Source records:
____________
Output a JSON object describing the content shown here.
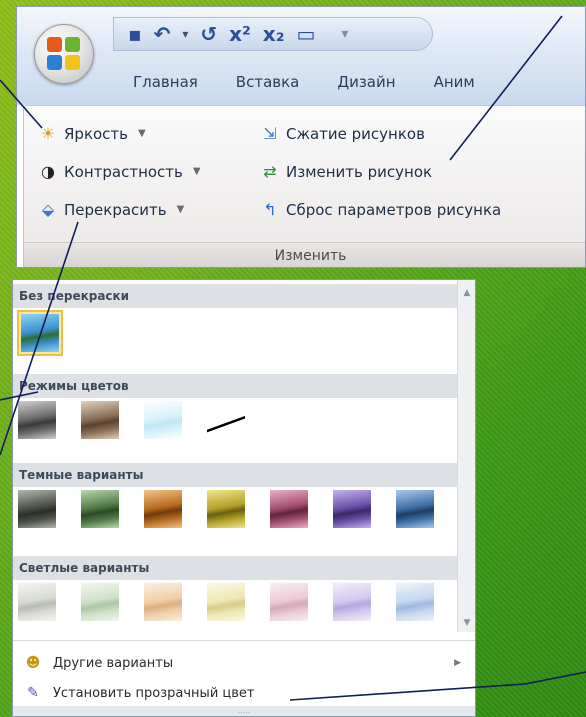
{
  "quick_access": {
    "items": [
      {
        "name": "save",
        "glyph": "▪"
      },
      {
        "name": "undo",
        "glyph": "↶"
      },
      {
        "name": "dropdown",
        "glyph": "▾"
      },
      {
        "name": "redo",
        "glyph": "↺"
      },
      {
        "name": "superscript",
        "glyph": "x²"
      },
      {
        "name": "subscript",
        "glyph": "x₂"
      },
      {
        "name": "new",
        "glyph": "▭"
      }
    ],
    "customize_glyph": "▾"
  },
  "tabs": [
    "Главная",
    "Вставка",
    "Дизайн",
    "Аним"
  ],
  "group": {
    "label": "Изменить",
    "left_commands": [
      {
        "label": "Яркость",
        "icon": "sun-icon",
        "glyph": "☀"
      },
      {
        "label": "Контрастность",
        "icon": "contrast-icon",
        "glyph": "◑"
      },
      {
        "label": "Перекрасить",
        "icon": "recolor-icon",
        "glyph": "⬙"
      }
    ],
    "right_commands": [
      {
        "label": "Сжатие рисунков",
        "icon": "compress-icon",
        "glyph": "⇲"
      },
      {
        "label": "Изменить рисунок",
        "icon": "change-picture-icon",
        "glyph": "⇄"
      },
      {
        "label": "Сброс параметров рисунка",
        "icon": "reset-picture-icon",
        "glyph": "↰"
      }
    ]
  },
  "dropdown": {
    "sections": [
      {
        "title": "Без перекраски",
        "tiles": [
          "original"
        ]
      },
      {
        "title": "Режимы цветов",
        "tiles": [
          "grayscale",
          "sepia",
          "washout",
          "black-white"
        ]
      },
      {
        "title": "Темные варианты",
        "tiles": [
          "dark-gray",
          "dark-green",
          "dark-orange",
          "dark-yellow",
          "dark-pink",
          "dark-purple",
          "dark-blue"
        ]
      },
      {
        "title": "Светлые варианты",
        "tiles": [
          "light-gray",
          "light-green",
          "light-orange",
          "light-yellow",
          "light-pink",
          "light-purple",
          "light-blue"
        ]
      }
    ],
    "menu": [
      {
        "label": "Другие варианты",
        "icon": "more-colors-icon",
        "glyph": "☻",
        "has_submenu": true
      },
      {
        "label": "Установить прозрачный цвет",
        "icon": "transparent-color-icon",
        "glyph": "✎",
        "has_submenu": false
      }
    ],
    "grip_glyph": "....."
  },
  "colors": {
    "original": [
      "#3a8fd0",
      "#8fd6ef",
      "#2e6c34"
    ],
    "grayscale": [
      "#6a6a6a",
      "#cfcfcf",
      "#3a3a3a"
    ],
    "sepia": [
      "#8a6e56",
      "#e2cfb9",
      "#5a4332"
    ],
    "washout": [
      "#d6f2fb",
      "#ffffff",
      "#bfe8f4"
    ],
    "black-white": [
      "#ffffff",
      "#ffffff",
      "#000000"
    ],
    "dark-gray": [
      "#4b5048",
      "#b3b6ab",
      "#2c2f29"
    ],
    "dark-green": [
      "#4f7a45",
      "#b8d8ae",
      "#2e4a28"
    ],
    "dark-orange": [
      "#b96a1f",
      "#f2c586",
      "#6e3b0d"
    ],
    "dark-yellow": [
      "#b3a12a",
      "#f0e68c",
      "#6b5f12"
    ],
    "dark-pink": [
      "#a24d6e",
      "#eab0c5",
      "#5e2540"
    ],
    "dark-purple": [
      "#6b4fa8",
      "#c6b4ee",
      "#3a2968"
    ],
    "dark-blue": [
      "#3f6fa6",
      "#aac8ee",
      "#1f3c63"
    ],
    "light-gray": [
      "#d8dbd4",
      "#f4f5f2",
      "#b9bcb4"
    ],
    "light-green": [
      "#cfe1c8",
      "#f1f7ee",
      "#adc7a3"
    ],
    "light-orange": [
      "#f1cfa8",
      "#fbefe0",
      "#ddb083"
    ],
    "light-yellow": [
      "#efe7b4",
      "#fbf8e4",
      "#d9cd87"
    ],
    "light-pink": [
      "#ebcad6",
      "#f9eef2",
      "#d6a9ba"
    ],
    "light-purple": [
      "#d4c9ee",
      "#f2eefb",
      "#b6a6de"
    ],
    "light-blue": [
      "#c6d7ee",
      "#eef4fb",
      "#9fb9de"
    ],
    "accent_selected": "#f0c040",
    "callout_line": "#0f1f5a"
  }
}
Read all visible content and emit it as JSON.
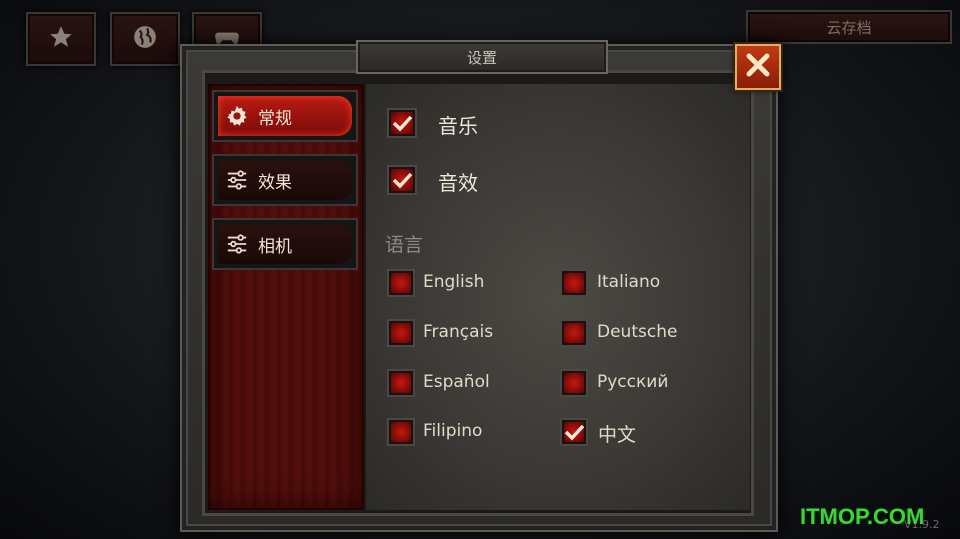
{
  "top_bar": {
    "buttons": [
      {
        "icon": "star-icon"
      },
      {
        "icon": "globe-icon"
      },
      {
        "icon": "gamepad-icon"
      }
    ],
    "cloud_save_label": "云存档"
  },
  "dialog": {
    "title": "设置",
    "close_icon": "close-icon",
    "tabs": [
      {
        "label": "常规",
        "icon": "gear-icon",
        "active": true
      },
      {
        "label": "效果",
        "icon": "sliders-icon",
        "active": false
      },
      {
        "label": "相机",
        "icon": "sliders-icon",
        "active": false
      }
    ],
    "options": [
      {
        "label": "音乐",
        "checked": true
      },
      {
        "label": "音效",
        "checked": true
      }
    ],
    "language_heading": "语言",
    "languages": [
      {
        "label": "English",
        "checked": false
      },
      {
        "label": "Italiano",
        "checked": false
      },
      {
        "label": "Français",
        "checked": false
      },
      {
        "label": "Deutsche",
        "checked": false
      },
      {
        "label": "Español",
        "checked": false
      },
      {
        "label": "Русский",
        "checked": false
      },
      {
        "label": "Filipino",
        "checked": false
      },
      {
        "label": "中文",
        "checked": true
      }
    ]
  },
  "version": "V1.9.2",
  "watermark": "ITMOP.COM",
  "colors": {
    "accent_red": "#b81b12",
    "checkmark": "#f3ead8",
    "close_orange": "#c23a12",
    "watermark_green": "#3cd438"
  }
}
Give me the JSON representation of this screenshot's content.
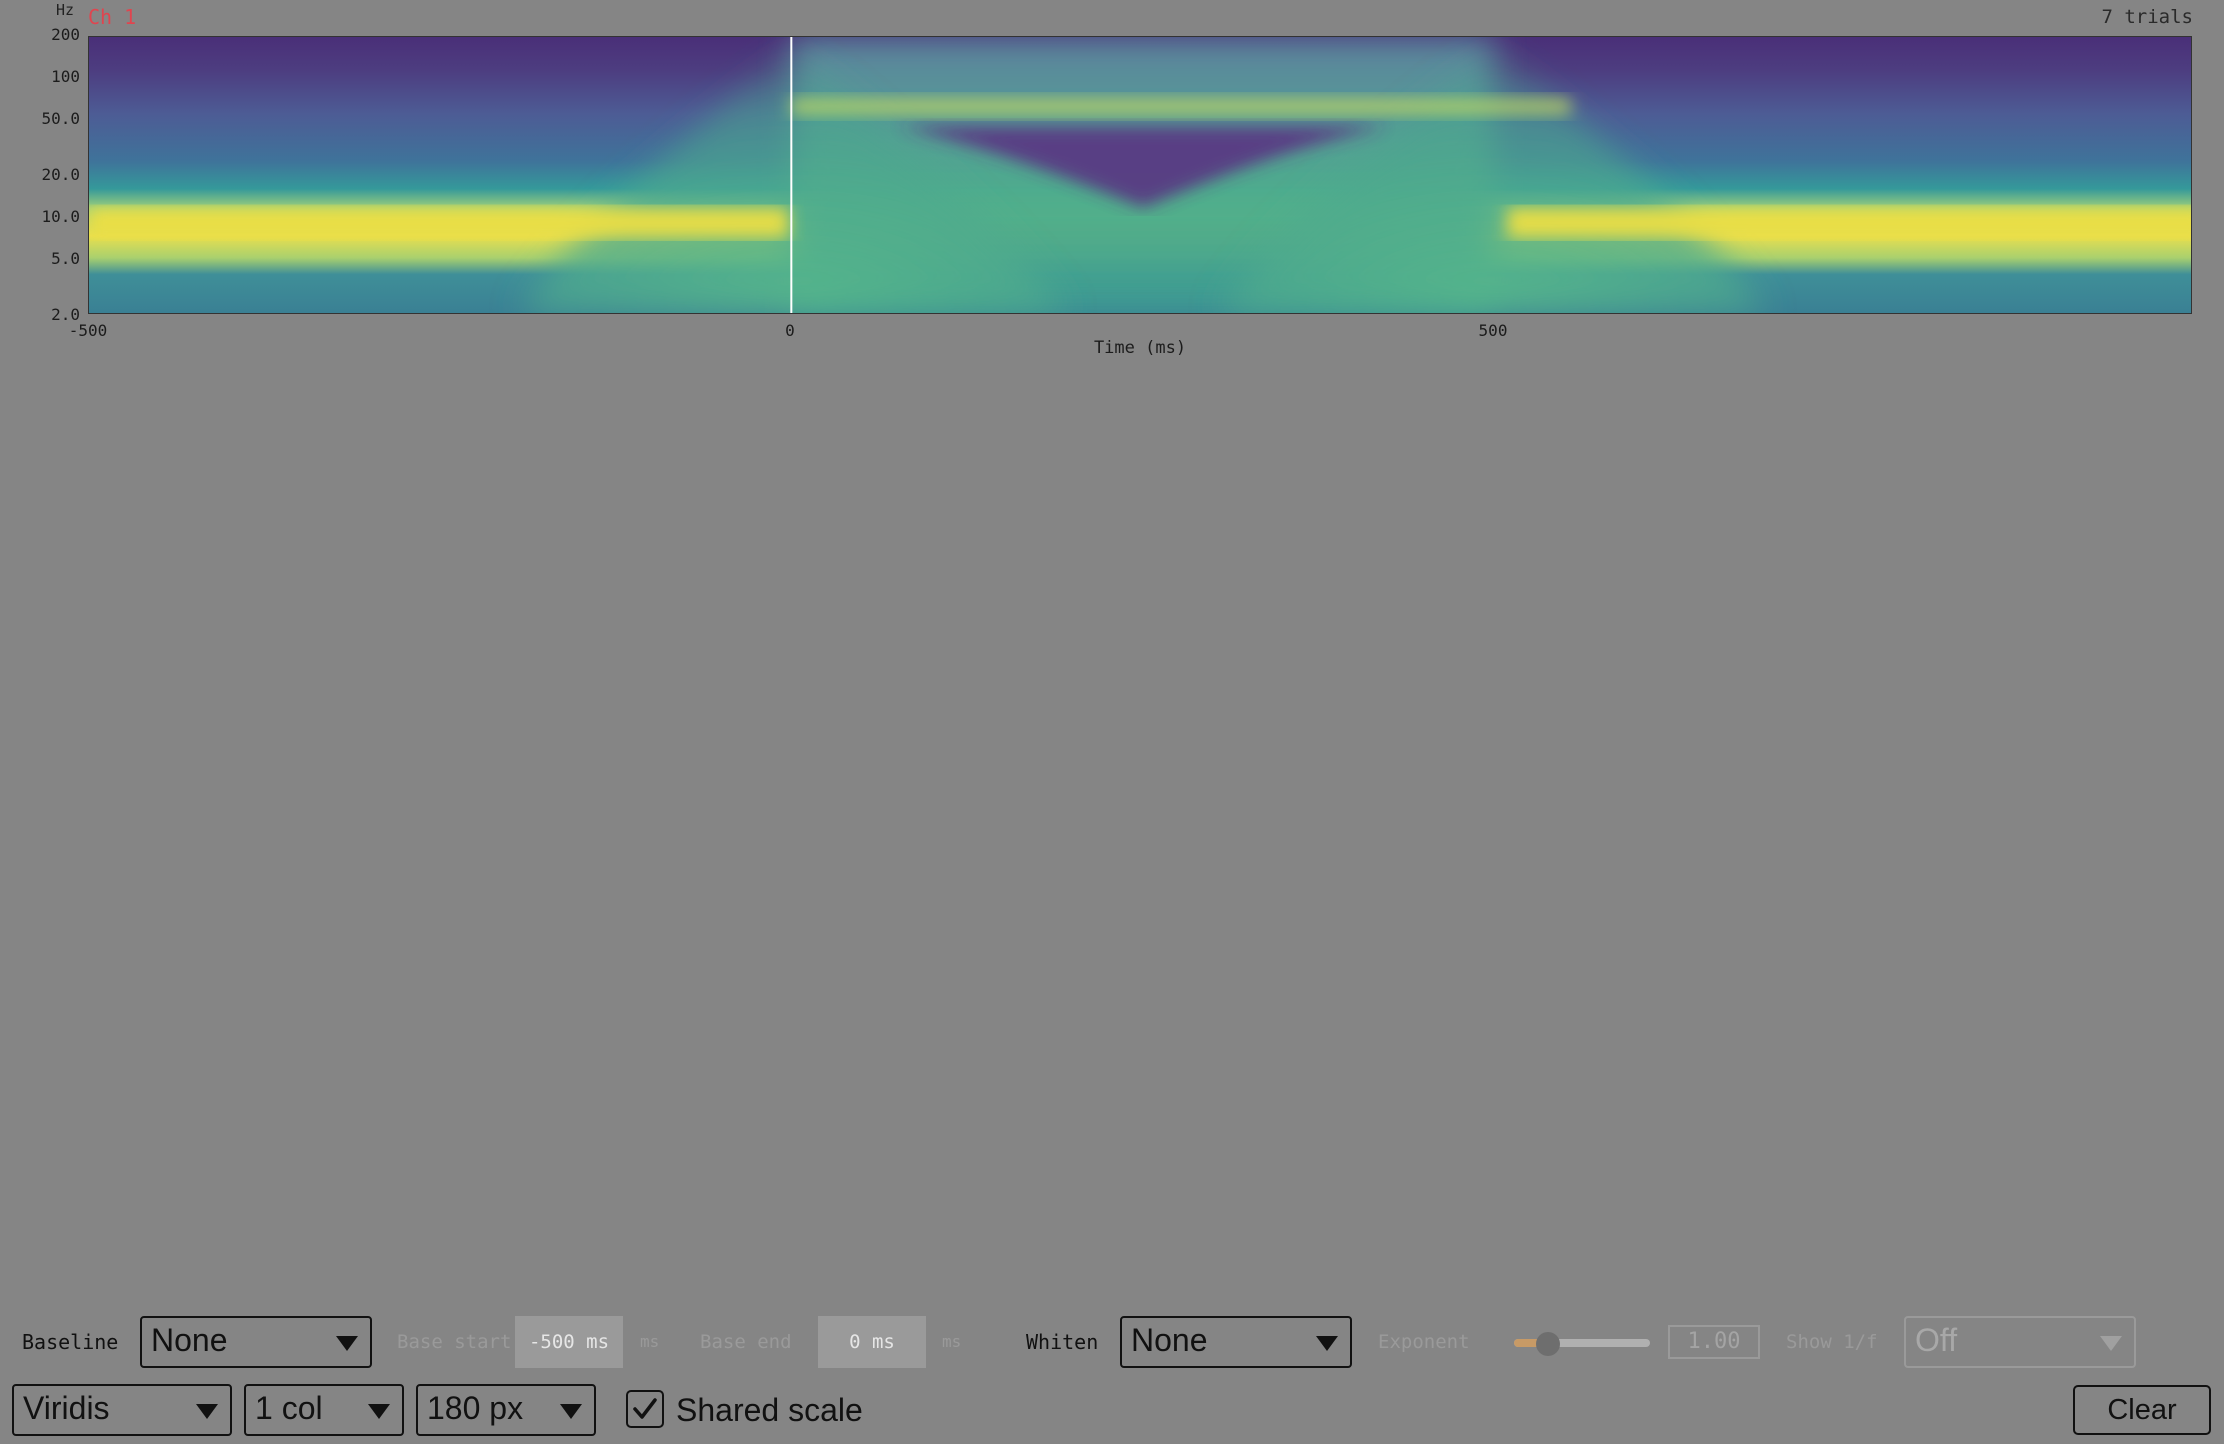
{
  "plot": {
    "channel_label": "Ch 1",
    "trials_label": "7 trials",
    "y_unit": "Hz",
    "y_ticks": [
      "200",
      "100",
      "50.0",
      "20.0",
      "10.0",
      "5.0",
      "2.0"
    ],
    "x_ticks": [
      "-500",
      "0",
      "500"
    ],
    "xlabel": "Time (ms)"
  },
  "chart_data": {
    "type": "heatmap",
    "title": "Ch 1",
    "xlabel": "Time (ms)",
    "ylabel": "Hz",
    "xlim": [
      -500,
      996
    ],
    "ylim": [
      2,
      200
    ],
    "y_scale": "log",
    "x_ticks": [
      -500,
      0,
      500
    ],
    "y_ticks": [
      200,
      100,
      50,
      20,
      10,
      5,
      2
    ],
    "colormap": "Viridis",
    "event_marker_x": 0,
    "features": [
      {
        "band_hz": [
          5,
          10
        ],
        "time_ms": [
          -500,
          0
        ],
        "level": "high"
      },
      {
        "band_hz": [
          5,
          10
        ],
        "time_ms": [
          500,
          996
        ],
        "level": "high"
      },
      {
        "band_hz": [
          55,
          70
        ],
        "time_ms": [
          0,
          500
        ],
        "level": "medium-high"
      },
      {
        "band_hz": [
          15,
          50
        ],
        "time_ms": [
          100,
          400
        ],
        "level": "low"
      }
    ],
    "grid": false
  },
  "controls": {
    "baseline_label": "Baseline",
    "baseline_value": "None",
    "base_start_label": "Base start",
    "base_start_value": "-500 ms",
    "base_start_unit": "ms",
    "base_end_label": "Base end",
    "base_end_value": "0 ms",
    "base_end_unit": "ms",
    "whiten_label": "Whiten",
    "whiten_value": "None",
    "exponent_label": "Exponent",
    "exponent_value": "1.00",
    "exponent_fraction": 0.25,
    "show_1f_label": "Show 1/f",
    "show_1f_value": "Off",
    "colormap_value": "Viridis",
    "columns_value": "1 col",
    "height_value": "180 px",
    "shared_scale_label": "Shared scale",
    "shared_scale_checked": true,
    "clear_label": "Clear"
  }
}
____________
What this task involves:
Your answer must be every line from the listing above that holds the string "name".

Task answer:
        "name": "save",
        "name": "undo",
        "name": "dropdown",
        "name": "redo",
        "name": "superscript",
        "name": "subscript",
        "name": "new",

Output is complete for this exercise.